But Warren is no fool. All of that Genesis testifies to some of the station’s older listeners “who grew up listening to them on WMMR.” He says that the final 200 songs will represent something of a consensus among those ballots, and that “No. 1 is No. 1 by a lot.” I wouldn’t let him spoil what kind of consensus, but I do wonder. Would it be what my friends who are also following along wearily predict? “Stairway to Heaven”? “Born to Run”? Would Aretha Franklin serve her usual canonical function of hauling both Black America and womankind to the top of the pile? Did no one write the words “Sinead” and “O’Connor” on their ballot?
One compelling aspect of this countdown business is philosophical. At 2,000-plus songs, some percentage was probably always going to hew to XPN’s taste. Local acts like the Hooters, Amos Lee and Low Cut Connie are very much here. And believe it or not, “local” extends to Bruce Springsteen and Billy Joel, who, as of midday Monday, had almost 30 entries between them. But how would a countdown of the 2,020 greatest songs proceed over at, say, WDAS, where the format is now old-school R&B and “The Steve Harvey Morning Show” anchors the a.m. block? Power 99 used to have a nightly countdown show that one song — Shirley Murdock’s “As We Lay” or Keith Sweat’s “Make It Last Forever” or Prince’s “Adore”— would dominate for what felt like weeks. What would a more epochal undertaking look like? Would WMMR find a way to make inroads there, too?
And what would the same countdown reveal at a similar station in Anchorage or Montgomery or Chicago or the Bay Area? Does it matter that a few corporate behemoths have flattened pop’s palette? Can a chart still quantify local taste? Would an accurate answer prove as vexing as precise electoral polling data, because, in part, we now live on Spotify, Apple Music and YouTube? Is this entire process just too random and subjective to be worth continuing?
I vote no; it’s not. I treasure the folly of it, the surprises, the mind-bending idea that a ranking process could place the number 1,995 next to something as celestial as Franklin’s “Amazing Grace” and go on to play another song after Ella Fitzgerald turns “Mack the Knife” into thrilling mass murder. I think “Brilliant Disguise” is a better Springsteen song than the certain finalist “Born to Run,” but no chart will ever reflect that, because it’s a blasphemous position. But I like the drama of the blasphemy and the certitude of what a chart tells you: Modernization is hard work. XPN’s is a kaleidoscope nonetheless.

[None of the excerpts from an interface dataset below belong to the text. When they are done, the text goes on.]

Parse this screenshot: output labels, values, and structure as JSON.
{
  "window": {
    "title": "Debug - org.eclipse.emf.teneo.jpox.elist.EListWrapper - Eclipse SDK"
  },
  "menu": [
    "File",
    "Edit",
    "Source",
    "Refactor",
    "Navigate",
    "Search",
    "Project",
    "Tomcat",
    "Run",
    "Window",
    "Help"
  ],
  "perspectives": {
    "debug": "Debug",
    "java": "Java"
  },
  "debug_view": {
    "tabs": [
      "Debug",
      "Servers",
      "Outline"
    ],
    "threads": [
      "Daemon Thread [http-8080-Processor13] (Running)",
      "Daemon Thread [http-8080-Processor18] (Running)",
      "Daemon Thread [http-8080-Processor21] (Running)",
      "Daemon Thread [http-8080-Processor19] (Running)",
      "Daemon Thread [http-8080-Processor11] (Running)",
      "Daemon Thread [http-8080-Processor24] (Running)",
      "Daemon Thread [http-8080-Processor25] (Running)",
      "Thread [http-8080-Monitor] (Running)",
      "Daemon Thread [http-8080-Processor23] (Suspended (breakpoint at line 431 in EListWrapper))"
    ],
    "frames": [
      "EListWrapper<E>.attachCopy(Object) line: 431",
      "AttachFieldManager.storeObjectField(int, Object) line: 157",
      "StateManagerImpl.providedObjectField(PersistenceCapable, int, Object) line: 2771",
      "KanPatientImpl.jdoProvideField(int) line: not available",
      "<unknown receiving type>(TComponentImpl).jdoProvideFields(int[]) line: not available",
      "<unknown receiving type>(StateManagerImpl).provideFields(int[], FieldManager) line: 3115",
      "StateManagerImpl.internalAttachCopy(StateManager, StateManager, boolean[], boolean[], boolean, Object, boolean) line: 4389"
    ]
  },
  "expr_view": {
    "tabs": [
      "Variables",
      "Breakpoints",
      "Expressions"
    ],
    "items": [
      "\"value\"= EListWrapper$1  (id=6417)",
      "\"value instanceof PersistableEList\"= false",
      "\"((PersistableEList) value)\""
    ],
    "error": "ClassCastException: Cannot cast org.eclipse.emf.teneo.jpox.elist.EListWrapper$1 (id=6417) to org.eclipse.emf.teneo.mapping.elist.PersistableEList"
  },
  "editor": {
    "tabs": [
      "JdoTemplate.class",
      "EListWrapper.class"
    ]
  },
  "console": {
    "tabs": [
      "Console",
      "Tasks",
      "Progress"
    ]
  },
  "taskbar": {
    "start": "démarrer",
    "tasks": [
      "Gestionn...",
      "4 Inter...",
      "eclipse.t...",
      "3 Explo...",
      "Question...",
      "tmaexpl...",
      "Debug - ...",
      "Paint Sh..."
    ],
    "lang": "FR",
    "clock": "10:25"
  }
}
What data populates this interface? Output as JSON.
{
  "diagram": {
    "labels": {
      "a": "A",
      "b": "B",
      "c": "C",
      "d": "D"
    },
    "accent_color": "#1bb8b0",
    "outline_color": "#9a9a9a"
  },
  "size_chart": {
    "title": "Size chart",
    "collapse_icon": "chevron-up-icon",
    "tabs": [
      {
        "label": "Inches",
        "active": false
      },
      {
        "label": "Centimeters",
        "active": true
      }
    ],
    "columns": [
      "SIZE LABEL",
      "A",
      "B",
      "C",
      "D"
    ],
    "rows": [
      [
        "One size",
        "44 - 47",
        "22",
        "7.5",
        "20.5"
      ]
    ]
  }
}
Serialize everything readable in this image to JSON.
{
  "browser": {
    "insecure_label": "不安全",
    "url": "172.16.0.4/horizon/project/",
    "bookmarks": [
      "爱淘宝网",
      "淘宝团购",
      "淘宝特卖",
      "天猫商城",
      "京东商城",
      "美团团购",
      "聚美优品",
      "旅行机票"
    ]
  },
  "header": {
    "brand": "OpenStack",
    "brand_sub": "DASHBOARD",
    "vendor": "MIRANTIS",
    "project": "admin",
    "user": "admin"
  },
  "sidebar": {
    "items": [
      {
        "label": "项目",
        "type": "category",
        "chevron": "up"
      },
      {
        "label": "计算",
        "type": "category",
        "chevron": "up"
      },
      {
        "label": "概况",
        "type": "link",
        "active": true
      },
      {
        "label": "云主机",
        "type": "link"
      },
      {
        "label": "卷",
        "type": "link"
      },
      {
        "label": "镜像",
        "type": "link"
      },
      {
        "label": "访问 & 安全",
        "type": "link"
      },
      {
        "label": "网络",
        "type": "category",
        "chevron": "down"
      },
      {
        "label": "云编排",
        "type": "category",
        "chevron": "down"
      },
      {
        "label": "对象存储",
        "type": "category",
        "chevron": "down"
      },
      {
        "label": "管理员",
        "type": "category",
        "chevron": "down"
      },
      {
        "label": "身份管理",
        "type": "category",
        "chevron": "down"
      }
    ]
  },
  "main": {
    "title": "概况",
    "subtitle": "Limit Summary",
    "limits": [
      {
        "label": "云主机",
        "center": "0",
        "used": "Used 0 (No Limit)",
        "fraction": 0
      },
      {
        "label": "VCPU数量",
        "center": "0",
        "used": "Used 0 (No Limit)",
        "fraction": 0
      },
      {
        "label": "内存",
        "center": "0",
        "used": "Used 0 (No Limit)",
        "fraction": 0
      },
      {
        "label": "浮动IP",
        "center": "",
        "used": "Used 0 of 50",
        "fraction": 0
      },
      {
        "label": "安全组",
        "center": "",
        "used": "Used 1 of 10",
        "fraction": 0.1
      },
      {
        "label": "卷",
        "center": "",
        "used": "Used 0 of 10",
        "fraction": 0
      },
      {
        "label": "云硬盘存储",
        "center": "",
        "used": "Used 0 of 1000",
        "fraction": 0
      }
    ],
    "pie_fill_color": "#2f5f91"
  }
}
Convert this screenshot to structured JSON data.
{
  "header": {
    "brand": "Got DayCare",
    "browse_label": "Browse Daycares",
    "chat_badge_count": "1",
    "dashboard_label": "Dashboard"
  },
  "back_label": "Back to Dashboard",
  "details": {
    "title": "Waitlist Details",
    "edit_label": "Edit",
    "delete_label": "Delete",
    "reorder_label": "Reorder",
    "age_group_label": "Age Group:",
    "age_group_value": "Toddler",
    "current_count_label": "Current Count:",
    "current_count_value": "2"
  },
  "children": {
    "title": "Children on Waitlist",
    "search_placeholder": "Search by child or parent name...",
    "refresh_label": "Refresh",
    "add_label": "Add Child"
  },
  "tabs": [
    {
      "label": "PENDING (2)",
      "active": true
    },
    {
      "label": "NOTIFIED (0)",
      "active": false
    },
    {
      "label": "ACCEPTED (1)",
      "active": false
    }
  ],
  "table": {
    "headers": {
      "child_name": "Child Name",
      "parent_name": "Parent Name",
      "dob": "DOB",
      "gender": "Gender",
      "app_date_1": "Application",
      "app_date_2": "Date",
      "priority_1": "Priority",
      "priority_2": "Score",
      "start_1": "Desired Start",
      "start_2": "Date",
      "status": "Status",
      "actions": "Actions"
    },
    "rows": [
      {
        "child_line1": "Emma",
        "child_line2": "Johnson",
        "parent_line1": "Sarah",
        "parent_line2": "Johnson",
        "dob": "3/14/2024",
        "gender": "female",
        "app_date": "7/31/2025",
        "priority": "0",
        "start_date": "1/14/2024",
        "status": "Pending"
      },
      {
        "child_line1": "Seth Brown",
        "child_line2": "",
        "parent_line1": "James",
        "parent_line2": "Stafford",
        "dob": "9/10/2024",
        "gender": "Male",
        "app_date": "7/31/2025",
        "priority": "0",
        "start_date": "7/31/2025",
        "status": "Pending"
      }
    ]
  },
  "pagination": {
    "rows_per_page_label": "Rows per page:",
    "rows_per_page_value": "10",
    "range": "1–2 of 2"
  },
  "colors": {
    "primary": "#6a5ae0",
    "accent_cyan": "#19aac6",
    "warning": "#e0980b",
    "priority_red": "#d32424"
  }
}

It’s true that you could build your own massive, perfectly tailored playlist. But you’d miss the astonishment of Kate Bush’s “Cloudbusting” kicking off the 767-to-764 block and A Tribe Called Quest’s “Scenario” ending it in smithereens. There’d be no shock at all in hearing, say, Edith Piaf’s “Non, je ne regrette rien” (1,093) follow the Notorious B.I.G.’s “Juicy” (1,094), which had chased Paul McCartney and Wings’ “Band on the Run” (1,095). There’s no happening upon Dan Fogelberg’s 40-year-old “Same Auld Lang Syne” and swearing it’s the lonely ghost lurking on Taylor Swift’s two quarantine albums. Ditto — if you’re up late enough — for hearing XPN’s newbie host Rahman Wortman go a little bonkers exclaiming that Outkast’s “B. O. B (Bombs Over Baghdad)” did indeed make the cut.
And you certainly couldn’t cringe at Olivia Newton-John’s “Xanadu” and the Richard Harris travesty known as “MacArthur Park.” I suspect that the people who voted for those two know that they’re trolls. But it doesn’t matter. Even songs as baffling (fine, as horrendous) as those have culminated in days and days of something we’ve grown increasingly estranged from: word-of-mouth radio.